The theme of the German pavilion was "Bionis" proposing the coexistence of nature and technology. "Bionis" was named after bionics, a study to apply natural principles to technology. Based on a communication-oriented concept, the pavilion was a type of experiment with simple explanations, allowing visitors to gain easy knowledge on the subject.
The main item on display in the pavilion was an orbital system, called a "Ride", consisting of state-of-the-art equipment weighing 150 tons. The orbit, running on several levels and totalling 300 metres in length, was traversed by transparent water-drop shaped shuttles called "Experience Drop". Six people could board the shuttle at the same time and they departed at 45 second intervals, moving throughout the pavilion, allowing visitors to see a variety of scenes and exhibits while seated. At first, the shuttle passed through a large, dark and quiet cavern, and then plunged under the sea and up into the heavens, awakening its passengers' five senses. They could also see multimedia scenes, animations and aeroplane wings built with normal evolution, and experience spectacular scenes such as lightning and thunder.

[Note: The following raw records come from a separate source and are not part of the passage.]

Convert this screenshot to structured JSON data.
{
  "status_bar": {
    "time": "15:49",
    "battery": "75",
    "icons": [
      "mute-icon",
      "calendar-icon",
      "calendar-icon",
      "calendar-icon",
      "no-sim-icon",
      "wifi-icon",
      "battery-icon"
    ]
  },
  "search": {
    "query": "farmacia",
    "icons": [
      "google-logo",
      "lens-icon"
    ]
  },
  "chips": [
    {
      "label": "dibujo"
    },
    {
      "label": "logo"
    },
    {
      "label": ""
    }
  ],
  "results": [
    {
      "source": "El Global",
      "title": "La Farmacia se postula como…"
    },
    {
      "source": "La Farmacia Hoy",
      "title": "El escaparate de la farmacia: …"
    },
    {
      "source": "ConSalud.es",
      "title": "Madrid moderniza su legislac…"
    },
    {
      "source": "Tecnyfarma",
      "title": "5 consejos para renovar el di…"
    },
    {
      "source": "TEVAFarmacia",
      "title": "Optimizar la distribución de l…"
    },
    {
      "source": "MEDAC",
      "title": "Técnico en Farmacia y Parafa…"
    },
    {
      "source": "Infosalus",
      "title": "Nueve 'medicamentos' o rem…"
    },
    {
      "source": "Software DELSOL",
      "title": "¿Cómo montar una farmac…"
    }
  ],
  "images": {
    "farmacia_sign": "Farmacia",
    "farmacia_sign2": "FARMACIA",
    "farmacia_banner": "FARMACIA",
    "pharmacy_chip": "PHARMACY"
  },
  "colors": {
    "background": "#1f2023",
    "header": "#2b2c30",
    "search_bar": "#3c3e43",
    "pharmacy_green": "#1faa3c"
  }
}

The "Experience Drop" reached the final exhibition area, the "experience laboratory," where exhibition items and two-way communication media were present and where each visitor could participate in the "Bionis" experiences.